The latest food-shaming headlines attack a vegetable! Yes, it’s the poor potato, the latest poster child for a “bad” food. No less than a Harvard professor declared potatoes “starch bombs” in a recent New York Times article that also claimed potatoes’ “high glycemic index” is linked to heart disease, diabetes and obesity.
While the study cited in the story is actually about the relationship between fried potatoes and health, the story itself seems to be more of an all-out assault on potatoes in general. As my stock-in-trade is “Eating Beyond the Headlines,” let’s take a closer look at the claims in this article and the real facts and science related to potatoes and their place on your plate.
Claim #1: Potatoes rank near the bottom of healthful vegetables.
This first claim continues with, “and lack the compounds and nutrients found in green leafy vegetables.” While it’s true that potatoes and other white vegetables don’t contain the beta-carotene plentiful in deep orange and dark green ones, that doesn’t mean potatoes don't deliver valuable nutrients. A small baked potato with the skin contains a mere 130 calories and 3.6 grams protein along with 22% of the daily recommendation for potassium, 19% for vitamin C, 13% for fiber, 10% for magnesium and 9% each for folic acid and niacin.
To further validate potatoes’ nutritional contributions, a 2012 Purdue University roundtable session, “White Vegetables: A Forgotten Source of Nutrients” brought together researchers and scientific experts who provided substantial evidence that eating white vegetables, such as potatoes, can increase shortfall nutrients, especially fiber, potassium and magnesium, as well as help increase overall vegetable consumption in the U.S.
Claim #2: Potatoes are “starch bombs.”
Starch, the main source of carbohydrate in our diets, is composed of hundreds of glucose molecules. Therefore, it’s known as “complex” carbohydrate as compared to sugars, which are “simple” carbohydrate. Glucose, a simple carbohydrate or sugar, is the body’s primary fuel source. Without it our bodies couldn't function!
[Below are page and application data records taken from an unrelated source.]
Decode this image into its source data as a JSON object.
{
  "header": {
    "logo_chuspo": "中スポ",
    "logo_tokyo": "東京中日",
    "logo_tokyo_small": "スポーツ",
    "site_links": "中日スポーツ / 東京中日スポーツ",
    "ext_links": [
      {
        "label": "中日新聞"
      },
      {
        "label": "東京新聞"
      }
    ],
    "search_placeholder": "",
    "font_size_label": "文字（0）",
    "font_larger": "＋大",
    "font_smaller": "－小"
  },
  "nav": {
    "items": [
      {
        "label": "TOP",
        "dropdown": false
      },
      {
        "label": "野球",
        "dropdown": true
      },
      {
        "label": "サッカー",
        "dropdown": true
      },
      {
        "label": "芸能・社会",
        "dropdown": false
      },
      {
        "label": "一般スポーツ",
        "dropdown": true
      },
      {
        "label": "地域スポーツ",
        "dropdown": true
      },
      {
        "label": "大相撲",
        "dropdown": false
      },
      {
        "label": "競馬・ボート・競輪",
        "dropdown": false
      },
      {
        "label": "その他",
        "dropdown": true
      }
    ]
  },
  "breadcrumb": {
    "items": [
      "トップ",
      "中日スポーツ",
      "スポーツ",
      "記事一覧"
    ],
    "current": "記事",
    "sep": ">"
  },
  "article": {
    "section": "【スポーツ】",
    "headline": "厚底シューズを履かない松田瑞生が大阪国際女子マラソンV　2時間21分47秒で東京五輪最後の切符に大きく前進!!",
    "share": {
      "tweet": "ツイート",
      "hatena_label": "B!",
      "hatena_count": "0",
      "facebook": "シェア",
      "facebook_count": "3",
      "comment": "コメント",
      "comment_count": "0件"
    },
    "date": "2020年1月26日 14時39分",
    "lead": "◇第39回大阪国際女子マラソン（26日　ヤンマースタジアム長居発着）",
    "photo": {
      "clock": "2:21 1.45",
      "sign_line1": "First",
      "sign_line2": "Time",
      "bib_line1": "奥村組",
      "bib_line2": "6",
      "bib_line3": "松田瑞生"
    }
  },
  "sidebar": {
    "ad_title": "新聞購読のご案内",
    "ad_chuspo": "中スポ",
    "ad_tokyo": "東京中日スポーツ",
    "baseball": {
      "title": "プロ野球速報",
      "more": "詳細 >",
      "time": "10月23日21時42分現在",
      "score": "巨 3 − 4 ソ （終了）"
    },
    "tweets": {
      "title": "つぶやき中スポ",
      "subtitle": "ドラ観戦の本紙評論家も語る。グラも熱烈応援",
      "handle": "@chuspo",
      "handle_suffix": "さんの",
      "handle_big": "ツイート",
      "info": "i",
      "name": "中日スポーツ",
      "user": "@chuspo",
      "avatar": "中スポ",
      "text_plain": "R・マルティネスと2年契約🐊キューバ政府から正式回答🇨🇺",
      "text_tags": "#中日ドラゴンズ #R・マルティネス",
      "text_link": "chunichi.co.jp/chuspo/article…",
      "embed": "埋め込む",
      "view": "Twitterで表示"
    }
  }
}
There’s really nothing bad about starch. If fact, some of the starch in potatoes is not even digested - resistant starch. “Resistant starch acts as a prebiotic or food for the gut bacteria (probiotic)," explains registered dietitian nutritionist, Angela Lemond, owner of Lemond Nutrition in Plano, Texas. "Potatoes become even more of a resistant starch when they are cooked and then cooled down. Either let them cool before eating or refrigerate them and cut them cool into a salad.” At a time when many folks are concerned about gut health and getting more prebiotics and probiotics to enhance their intestinal microbiome, potatoes offer a natural way to do that without expensive supplements.
Claim #3: Potatoes have a high glycemic index, linked to higher risk of obesity, diabetes and heart disease.
According to Melissa Joy Dobbins, a registered dietitian nutritionist and certified diabetes educator in the Chicago area, it's not the glycemic index of individual foods that matters, but the glycemic load of the entire meal. "Most people don’t eat a potato by itself but instead as part of a mixed meal with other foods, likely including some protein and fat. Therefore, the glycemic load of the meal counteracts the glycemic index of individual foods," she says.
More evidence to dispute this claim is documented in a 2016 study published in the American Journal of Clinical Nutrition. Researchers reviewed 13 studies investigating the role of potatoes in obesity, diabetes and heart disease and concluded that they did not provide strong evidence of an association between intake of potatoes and risks of these conditions.
Claim #4: “Two-thirds of the 115.6 pounds of white potatoes Americans eat in a year are in the form of French fries, potato chips and other frozen or processed potato products according to the U.S. Department of Agriculture.”
When you break it down it’s not as bad as it might sound. Dividing 115.6 pounds by 365 days a year equals just 5 ounces of potato per day or the size of the small potato mentioned above.
Furthermore, 2009–2010 National Health and Nutrition Examination Survey (NHANES) data confirmed that white potatoes provide only 4% and French-fries just 2% of an American’s total calories intake.
The survey also revealed that Americans average a mere 1.5% of their daily calories from French fries or 31 calories for a typical 2,080 calories/day. And just one in 8 males and one in 10 females consumes French fries on any given day. Even for those with the highest French fry intake (90th percentile of consumption or higher), men ate 134 calories and women 118 calories/day, the equivalent of half a small serving of fast-food fries.
The Bottom Line
A single ingredient, food or meal is not responsible for weight gain, nutrition status or health. The total diet over time is what matters. Singling out one food and blaming it for chronic disease or obesity is not only wrong but is counterproductive to encouraging healthful eating habits. Potatoes have long been a popular staple food in the American diet and deliver taste, nutrition and health benefits at an affordable price.